Problem
Among the entries that follow, how many lines contain the string "icon"? Write the number alone.

Given records
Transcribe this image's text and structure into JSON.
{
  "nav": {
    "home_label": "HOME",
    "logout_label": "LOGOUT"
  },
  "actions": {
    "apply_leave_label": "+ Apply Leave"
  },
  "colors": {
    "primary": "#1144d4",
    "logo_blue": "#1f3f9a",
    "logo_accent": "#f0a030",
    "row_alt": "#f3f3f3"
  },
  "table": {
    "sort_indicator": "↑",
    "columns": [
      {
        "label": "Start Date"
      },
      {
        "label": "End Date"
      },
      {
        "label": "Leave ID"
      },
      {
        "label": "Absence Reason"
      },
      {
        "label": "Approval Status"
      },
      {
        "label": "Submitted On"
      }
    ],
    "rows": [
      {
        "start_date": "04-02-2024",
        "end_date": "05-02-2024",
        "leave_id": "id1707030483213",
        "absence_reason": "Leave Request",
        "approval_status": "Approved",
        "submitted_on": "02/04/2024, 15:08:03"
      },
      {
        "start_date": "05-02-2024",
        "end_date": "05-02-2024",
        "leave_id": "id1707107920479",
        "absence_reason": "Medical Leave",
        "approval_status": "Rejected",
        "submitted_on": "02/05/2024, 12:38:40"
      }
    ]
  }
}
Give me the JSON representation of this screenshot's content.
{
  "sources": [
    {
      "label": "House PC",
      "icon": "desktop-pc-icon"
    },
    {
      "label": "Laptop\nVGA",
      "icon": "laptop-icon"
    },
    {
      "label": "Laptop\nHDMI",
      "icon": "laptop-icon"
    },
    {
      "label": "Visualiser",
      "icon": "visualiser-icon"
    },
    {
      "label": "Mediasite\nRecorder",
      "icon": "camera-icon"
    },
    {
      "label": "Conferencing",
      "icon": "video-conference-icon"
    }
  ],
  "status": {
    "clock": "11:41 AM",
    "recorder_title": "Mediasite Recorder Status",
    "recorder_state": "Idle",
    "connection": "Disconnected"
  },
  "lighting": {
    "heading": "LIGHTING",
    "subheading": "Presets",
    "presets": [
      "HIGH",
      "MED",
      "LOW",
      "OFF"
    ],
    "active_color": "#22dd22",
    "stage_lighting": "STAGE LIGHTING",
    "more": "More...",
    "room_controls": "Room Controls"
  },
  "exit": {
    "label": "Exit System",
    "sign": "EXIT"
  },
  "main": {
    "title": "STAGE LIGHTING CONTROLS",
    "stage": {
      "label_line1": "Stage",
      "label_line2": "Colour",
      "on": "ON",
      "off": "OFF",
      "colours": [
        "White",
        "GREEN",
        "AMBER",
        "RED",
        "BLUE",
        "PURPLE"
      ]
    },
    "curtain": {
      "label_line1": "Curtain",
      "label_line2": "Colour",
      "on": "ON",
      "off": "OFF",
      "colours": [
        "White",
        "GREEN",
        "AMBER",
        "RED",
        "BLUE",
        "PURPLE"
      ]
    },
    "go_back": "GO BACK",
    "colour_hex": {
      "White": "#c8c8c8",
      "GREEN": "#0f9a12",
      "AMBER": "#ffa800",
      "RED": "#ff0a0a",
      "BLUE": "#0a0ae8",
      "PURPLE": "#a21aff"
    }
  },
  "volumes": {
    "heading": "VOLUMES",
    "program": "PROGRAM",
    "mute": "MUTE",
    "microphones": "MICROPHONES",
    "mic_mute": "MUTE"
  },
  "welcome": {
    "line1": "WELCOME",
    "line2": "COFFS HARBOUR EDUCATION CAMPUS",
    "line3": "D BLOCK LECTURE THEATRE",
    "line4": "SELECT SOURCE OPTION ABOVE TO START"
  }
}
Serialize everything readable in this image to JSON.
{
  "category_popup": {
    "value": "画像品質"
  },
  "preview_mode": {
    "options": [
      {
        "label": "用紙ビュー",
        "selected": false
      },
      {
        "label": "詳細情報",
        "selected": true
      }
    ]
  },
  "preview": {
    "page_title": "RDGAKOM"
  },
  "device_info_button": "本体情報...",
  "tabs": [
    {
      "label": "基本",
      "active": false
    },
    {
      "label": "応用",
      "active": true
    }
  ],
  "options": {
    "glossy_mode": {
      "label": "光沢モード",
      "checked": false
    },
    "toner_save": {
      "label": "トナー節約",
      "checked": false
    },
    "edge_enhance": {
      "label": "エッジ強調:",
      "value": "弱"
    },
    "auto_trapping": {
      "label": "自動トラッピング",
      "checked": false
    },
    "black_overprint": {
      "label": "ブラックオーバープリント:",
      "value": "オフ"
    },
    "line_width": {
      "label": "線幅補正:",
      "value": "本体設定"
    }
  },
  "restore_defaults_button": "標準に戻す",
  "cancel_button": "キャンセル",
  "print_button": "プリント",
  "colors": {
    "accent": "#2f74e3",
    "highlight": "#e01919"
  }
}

Result of this task
6